How to set SMART goals

SMART goals make vague wishes clear and measurable. This will increase your chances of achieving your goals and making your business a success. Learn how to formulate your SMART goals.

SMART goals keep you sharp and focused, whether for individual assignments or an overall communication plan. The SMART method also helps you achieve your goals within a certain period of time.

What are SMART goals?

SMART stands for Specific, Measurable, Achievable, Realistic, and Time-bound. The SMART method will help you set clear and concrete goals. This can also be helpful for defining your goals with a business partner. And if you are working on a freelance basis, SMART goals will help you to stay sharp while working towards your goals.

Formulating SMART goals


Make you goals specific. Mention details and make clear what you have in mind. You can do so by describing what you want to achieve in concrete terms. Do not use words that can be interpreted in multiple ways. This will avoid confusion.

Example: "I want to achieve a turnover of €50,000 in the first year of my shea butter webshop."

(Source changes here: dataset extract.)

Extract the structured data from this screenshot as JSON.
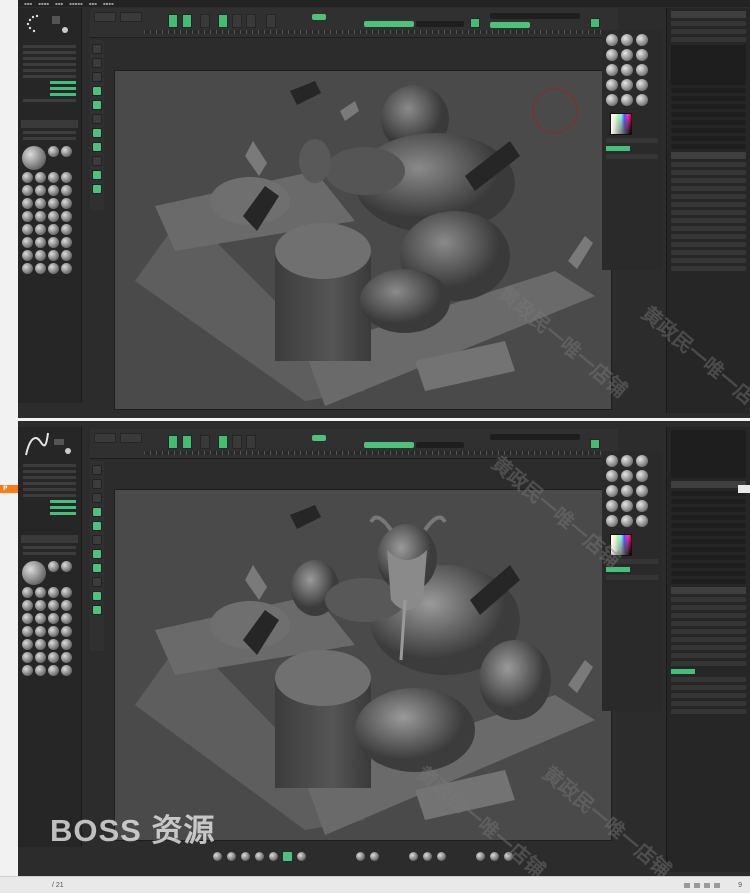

Link numbers to your goals. For example, think of how much turnover you want to make, the number of transactions, delivery time, or how satisfied your customers are. Express these numbers in percentages or in fixed numbers. Also make sure you can measure these numbers.

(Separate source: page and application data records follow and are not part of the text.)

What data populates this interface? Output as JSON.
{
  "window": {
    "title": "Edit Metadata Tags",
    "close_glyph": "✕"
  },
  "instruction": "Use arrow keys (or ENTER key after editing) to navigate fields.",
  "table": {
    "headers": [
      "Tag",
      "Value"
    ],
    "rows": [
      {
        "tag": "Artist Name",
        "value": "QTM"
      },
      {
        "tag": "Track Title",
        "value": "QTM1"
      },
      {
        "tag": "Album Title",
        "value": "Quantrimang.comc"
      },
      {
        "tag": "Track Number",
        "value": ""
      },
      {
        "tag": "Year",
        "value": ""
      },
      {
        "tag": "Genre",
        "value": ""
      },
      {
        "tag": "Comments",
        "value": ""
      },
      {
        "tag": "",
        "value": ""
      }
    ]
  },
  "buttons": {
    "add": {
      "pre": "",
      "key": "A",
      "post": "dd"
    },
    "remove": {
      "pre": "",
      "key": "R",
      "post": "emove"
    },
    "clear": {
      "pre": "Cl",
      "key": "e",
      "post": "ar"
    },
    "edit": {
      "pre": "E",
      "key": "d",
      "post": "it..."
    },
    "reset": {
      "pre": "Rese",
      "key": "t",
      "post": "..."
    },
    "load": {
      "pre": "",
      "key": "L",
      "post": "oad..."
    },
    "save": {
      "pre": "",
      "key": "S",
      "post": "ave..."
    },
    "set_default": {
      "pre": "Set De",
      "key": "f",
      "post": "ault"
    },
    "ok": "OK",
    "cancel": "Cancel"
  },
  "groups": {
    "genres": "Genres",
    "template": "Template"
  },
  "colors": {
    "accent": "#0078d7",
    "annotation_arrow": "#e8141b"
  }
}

Example: "For an annual turnover of €50,000, I need to sell an average of €4,167 per month. That means I need to sell an average of 208 €20 jars of shea butter per month."


That your goal is acceptable is especially important when working with others. Everyone involved in the goal must agree to it. If you work alone, you are the only one who has to stand behind the goal.

Example: "To keep more of the turnover of €50,000, I want to reduce the cost of purchasing by 10%. To this end, I am negotiating with my main supplier."


Your goals have to be achievable. The trick is to set goals that are not too easy, but not unachievable. If the goal is too easy, extra effort is unnecessary. But knowing that you have no way of achieving your goal can be demotivating. A realistic goal is an ambitious challenge, that you are happy to work hard for.

Example: "I have done market research. There are few competitors and the demand for shea butter is rising. I can source my product cheaply. This makes it realistic to offer it at a lower price than the competitor does."


Write down when the activities start and end. A deadline makes planning easier. Then it's time to examine what went well and what could be better. This will help you set new SMART goals.

Example: "I started my webshop this year on 1 July, so by 30 June next year, I want to have achieved my goal."

Stay flexible

The SMART method works for all types of goals. From work to health, and from study to sport. Just be careful that these frameworks do not limit your creativity and freedom. If you are too focused on your SMART goal, you may overlook other opportunities. So consider your goals regularly and adjust them as needed.